It was a little late to celebrate the Great Detective’s birthday, but let’s face it, Jan. 6 is a dubious date at best to honor Sherlock Holmes. So this year, Doctor Watson’s Neglected Patients celebrated last night (Jan. 27), with dinner, toasts, a fiendish quiz, a silent auction and a video at Stonebrook Manor Events Center.
About 40 people attended the dinner with the requisite toasts to the Queen, Watson, Doyle and Holmes, after dining on chicken breast and salmon and cheesecake for dessert. Mark Langston, as he’s done twice before, won the coveted Brick Trivia award for answering correctly a staggering 13 out of 20 questions on the quiz (appropriated from Alexian Gregory, a Baker Street Irregular who offered the Canonical Presidents Quiz at the BSI Gaslight Gala in New York City this year).
Participants also watched Sherlock Holmes: The Great Detective (or An Elementary Education), which was shown on the Biography Channel. David Burke, whom we know as Jeremy Brett’s first Watson, appears as Watson in the documentary to explain Holmes’ enduring appeal.
I came away with quite a haul from the silent auction and I can finally repay Dan Andriacco for his kind words. I also offered my toast to Sir Arthur Conan Doyle and I reproduce it here:
I would like to propose a toast to Dr. Watson’s agent, Sir Arthur Conan Doyle, whose name should be familiar to the more knowledgeable among you. He is a largely uncredited figure to the general public and among Sherlockians is not always held in the highest regard.
We all know his disastrous advice to Watson (and thus to Holmes) that led to what we know as the Great Hiatus. The less said about that sorry affair, the better.
But recent scholarship has suggested that Sir Arthur deserves much more credit than has been his due to date. Many people now believe he even suggested some of the cases that Holmes later investigated. And we cannot deny that Sir Arthur’s representation of Watson catapulted an obscure doctor into one of the most recognizable names in literature. I’m speaking of Watson here, of couse. By coincidence, Sir Arthur began life as a doctor.
And in praise of the man, we shouldn’t forget that Sir Arthur, who was knighted for his pamphlet about the Boer War, had some fame as an author himself, mainly of historical fiction.

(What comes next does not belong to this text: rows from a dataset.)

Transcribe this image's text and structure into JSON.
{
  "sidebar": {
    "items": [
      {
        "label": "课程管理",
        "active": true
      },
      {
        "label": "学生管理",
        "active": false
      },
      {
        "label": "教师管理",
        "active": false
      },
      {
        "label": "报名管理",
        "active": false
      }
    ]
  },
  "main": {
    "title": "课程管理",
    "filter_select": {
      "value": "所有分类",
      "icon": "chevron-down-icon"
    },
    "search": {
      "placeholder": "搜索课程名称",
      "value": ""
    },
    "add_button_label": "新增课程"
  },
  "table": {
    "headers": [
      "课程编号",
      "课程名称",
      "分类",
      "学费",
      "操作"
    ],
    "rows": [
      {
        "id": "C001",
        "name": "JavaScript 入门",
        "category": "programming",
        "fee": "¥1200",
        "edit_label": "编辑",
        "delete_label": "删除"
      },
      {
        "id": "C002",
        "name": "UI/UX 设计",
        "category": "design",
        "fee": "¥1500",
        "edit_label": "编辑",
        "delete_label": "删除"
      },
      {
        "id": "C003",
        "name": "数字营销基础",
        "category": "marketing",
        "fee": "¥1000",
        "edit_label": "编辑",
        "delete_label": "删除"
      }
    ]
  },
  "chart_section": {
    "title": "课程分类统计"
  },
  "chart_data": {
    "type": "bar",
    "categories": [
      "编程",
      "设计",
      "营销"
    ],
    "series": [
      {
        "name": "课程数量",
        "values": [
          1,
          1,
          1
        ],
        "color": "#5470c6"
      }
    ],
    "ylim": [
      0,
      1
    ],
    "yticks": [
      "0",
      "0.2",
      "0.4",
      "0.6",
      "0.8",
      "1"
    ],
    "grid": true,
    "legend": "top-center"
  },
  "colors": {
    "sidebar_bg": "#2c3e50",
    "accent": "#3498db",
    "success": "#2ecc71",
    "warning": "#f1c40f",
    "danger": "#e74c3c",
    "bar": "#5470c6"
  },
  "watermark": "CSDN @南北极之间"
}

On the other side of the ledger, there are some who suggest it was Sir Arthur who prevented us from learning of some of the cases only suggested in the Canon, believing them to be unmarketable. It’s rumored he told Watson: “A giant rat of Sumatra. Who’d ever believe such a story?” And his efforts to quash the publication of The Cardboard Box briefly led to a rift between client and agent.
And some believe Sir Arthur even appropriated some of Holmes’ adventures for his own purposes. It was undoubtedly Sir Arthur who suggested to Holmes that during the Great Hiatus he go to the Amazon under the guise of the renowned hunter Lord John Roxton … and then published the narrative himself as The Lost World. It’s a great tribute to Watson that he did not hold a grudge for this, even going so far as to create the ludicrous story of Holmes’ adventures in Tibet! Oh, sorry, I said I wouldn’t mention the hiatus.
Well, we’ll forgive Sir Arthur his trespasses and instead thank him for the success he brought Watson. To Sir Arthur Conan Doyle, the agent.
The next meeting of the Outpatients of DWNP will be Sunday Feb. 3 at Pints Pub in Denver and the subject of our discussion and quiz will be The Stockbroker’s Clerk.